What is required
Show all lines containing "price" from the data below.

Supplied entries
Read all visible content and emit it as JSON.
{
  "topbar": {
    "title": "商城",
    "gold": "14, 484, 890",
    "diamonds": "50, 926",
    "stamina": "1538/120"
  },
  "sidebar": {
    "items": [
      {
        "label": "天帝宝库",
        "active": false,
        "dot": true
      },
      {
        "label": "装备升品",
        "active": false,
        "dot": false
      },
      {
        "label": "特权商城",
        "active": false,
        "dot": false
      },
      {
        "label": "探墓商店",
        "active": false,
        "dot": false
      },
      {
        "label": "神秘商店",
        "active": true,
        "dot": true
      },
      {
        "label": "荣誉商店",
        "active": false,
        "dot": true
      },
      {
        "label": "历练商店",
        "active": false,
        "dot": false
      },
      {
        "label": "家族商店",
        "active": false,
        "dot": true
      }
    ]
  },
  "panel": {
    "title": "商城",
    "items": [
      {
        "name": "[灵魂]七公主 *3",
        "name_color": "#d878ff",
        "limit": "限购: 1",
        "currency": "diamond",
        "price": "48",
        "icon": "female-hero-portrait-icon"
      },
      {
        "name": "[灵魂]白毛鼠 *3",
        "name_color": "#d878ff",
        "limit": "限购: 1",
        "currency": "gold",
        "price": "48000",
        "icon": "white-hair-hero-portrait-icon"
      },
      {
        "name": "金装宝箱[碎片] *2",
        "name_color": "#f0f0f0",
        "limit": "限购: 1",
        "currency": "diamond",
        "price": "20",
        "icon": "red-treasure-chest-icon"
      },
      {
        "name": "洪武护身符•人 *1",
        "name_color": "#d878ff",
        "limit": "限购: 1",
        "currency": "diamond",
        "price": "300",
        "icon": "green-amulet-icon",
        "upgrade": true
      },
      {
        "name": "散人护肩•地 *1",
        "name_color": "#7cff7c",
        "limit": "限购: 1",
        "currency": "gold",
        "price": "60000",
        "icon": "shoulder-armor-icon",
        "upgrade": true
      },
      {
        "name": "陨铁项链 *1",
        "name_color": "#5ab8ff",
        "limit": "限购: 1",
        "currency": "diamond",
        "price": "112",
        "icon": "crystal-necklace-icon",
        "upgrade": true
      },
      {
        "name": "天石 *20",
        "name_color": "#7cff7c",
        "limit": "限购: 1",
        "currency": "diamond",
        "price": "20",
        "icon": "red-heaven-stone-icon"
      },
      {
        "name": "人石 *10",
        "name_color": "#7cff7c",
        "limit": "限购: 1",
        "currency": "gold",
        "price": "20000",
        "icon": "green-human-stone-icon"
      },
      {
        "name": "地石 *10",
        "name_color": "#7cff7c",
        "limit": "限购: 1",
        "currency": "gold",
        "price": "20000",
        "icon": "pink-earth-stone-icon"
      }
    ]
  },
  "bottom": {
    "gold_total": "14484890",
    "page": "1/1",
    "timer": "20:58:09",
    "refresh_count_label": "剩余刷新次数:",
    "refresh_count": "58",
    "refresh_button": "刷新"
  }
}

Output
        "price": "48",
        "price": "48000",
        "price": "20",
        "price": "300",
        "price": "60000",
        "price": "112",
        "price": "20",
        "price": "20000",
        "price": "20000",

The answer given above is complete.